G. Mathias Kondolf, John G. Williams, Timothy C. Horner, and David Milan

doi: https://doi.org/10.47886/9781934874035.ch12

Human activity often degrades natural spawning habitat, so there is a frequent need to assess the quality of spawning gravels and determine whether gravel quality limits spawning success. Degradation of spawning gravels is recognized as a primary contributing factor in the widespread decline of salmon and trout populations throughout North America and Europe. The bed material may be too coarse for spawning fish to move, a problem common where dams eliminate the supply of smaller, mobile gravels (e.g., Parfitt and Buer 1980; Buer et al. 1981). Excessive levels of interstitial fine sediment may clog spawning gravels, an effect that has been documented downstream of several types of land use that increase sediment yields, such as timber harvest, road construction, and agriculture (Cederholm and Salo 1979; Everest et al. 1987; Meehan 1991; Theurer et al. 1998; Sear et al. 2008, this volume).

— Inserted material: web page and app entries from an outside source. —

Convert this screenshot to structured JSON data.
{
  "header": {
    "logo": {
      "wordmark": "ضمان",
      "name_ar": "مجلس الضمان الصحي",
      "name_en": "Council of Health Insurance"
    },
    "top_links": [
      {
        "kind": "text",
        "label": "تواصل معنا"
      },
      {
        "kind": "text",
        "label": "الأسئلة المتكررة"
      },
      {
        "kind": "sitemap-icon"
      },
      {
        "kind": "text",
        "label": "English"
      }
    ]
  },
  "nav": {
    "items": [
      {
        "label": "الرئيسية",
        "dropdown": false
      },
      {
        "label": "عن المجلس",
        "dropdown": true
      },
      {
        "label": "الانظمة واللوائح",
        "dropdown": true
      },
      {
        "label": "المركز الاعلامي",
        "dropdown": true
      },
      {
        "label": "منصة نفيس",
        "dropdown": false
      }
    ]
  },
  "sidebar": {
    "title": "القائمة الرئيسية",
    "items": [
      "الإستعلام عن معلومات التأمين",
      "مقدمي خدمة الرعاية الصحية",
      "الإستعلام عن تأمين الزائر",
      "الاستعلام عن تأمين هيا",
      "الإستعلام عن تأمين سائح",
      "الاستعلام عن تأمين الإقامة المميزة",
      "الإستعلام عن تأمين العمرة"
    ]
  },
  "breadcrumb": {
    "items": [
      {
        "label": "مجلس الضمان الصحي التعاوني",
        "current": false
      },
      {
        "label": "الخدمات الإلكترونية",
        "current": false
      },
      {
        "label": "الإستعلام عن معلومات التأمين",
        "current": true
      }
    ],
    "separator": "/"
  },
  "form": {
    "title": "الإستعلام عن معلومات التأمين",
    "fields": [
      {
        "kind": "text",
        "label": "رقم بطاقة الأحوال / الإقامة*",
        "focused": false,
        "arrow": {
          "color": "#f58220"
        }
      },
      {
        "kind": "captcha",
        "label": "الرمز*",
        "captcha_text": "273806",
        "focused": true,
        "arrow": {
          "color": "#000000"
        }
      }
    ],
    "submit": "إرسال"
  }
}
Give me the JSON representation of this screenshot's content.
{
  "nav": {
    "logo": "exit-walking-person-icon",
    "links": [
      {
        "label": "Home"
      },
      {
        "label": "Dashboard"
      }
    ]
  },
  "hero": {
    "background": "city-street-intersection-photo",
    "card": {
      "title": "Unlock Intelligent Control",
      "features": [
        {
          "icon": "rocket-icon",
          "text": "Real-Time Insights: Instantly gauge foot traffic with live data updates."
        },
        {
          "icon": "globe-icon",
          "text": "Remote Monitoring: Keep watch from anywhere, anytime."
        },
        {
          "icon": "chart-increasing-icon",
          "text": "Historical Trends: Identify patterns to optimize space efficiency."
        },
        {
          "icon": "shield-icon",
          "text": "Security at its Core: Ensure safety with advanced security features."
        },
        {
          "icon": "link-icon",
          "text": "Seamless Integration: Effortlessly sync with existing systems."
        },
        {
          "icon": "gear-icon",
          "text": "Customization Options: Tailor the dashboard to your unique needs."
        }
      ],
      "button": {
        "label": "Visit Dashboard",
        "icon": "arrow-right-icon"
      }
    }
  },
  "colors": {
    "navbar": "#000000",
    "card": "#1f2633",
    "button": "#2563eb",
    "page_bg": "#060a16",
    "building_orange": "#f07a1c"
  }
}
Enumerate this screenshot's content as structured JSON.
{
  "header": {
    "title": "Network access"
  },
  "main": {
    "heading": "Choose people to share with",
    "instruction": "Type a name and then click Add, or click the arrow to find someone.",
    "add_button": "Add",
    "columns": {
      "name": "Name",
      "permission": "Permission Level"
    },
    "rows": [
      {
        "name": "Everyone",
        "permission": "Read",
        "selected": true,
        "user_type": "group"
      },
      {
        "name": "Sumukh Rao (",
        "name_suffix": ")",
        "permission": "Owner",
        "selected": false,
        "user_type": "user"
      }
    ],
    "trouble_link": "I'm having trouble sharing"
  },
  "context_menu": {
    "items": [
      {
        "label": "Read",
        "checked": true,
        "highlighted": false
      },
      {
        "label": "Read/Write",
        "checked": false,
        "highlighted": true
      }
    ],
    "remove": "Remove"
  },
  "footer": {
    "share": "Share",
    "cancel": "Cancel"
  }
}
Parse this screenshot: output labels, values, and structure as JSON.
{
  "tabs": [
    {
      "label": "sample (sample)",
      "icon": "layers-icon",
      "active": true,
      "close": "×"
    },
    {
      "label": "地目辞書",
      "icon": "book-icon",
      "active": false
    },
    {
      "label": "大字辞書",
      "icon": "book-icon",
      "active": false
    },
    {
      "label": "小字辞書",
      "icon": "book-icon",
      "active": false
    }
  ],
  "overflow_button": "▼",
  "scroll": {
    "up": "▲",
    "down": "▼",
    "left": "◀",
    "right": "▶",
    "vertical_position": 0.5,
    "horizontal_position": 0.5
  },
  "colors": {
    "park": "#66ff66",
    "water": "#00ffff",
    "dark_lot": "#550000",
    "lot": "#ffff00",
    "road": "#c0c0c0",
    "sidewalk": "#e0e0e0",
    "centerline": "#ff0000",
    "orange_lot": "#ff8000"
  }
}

If salmonids spawn successfully in a gravel (i.e., if they dig a pit, deposit, and bury eggs; the eggs incubate and hatch; and the alevins develop and emerge), then we might assume that the hyporheic habitat in the gravel is suitable for spawning. However, a deeper analysis of the problem should also consider the quality of the subsurface or hyporheic habitat and the fitness and viability of emerging alevins or fry and include biological factors in the evaluation of spawning habitat.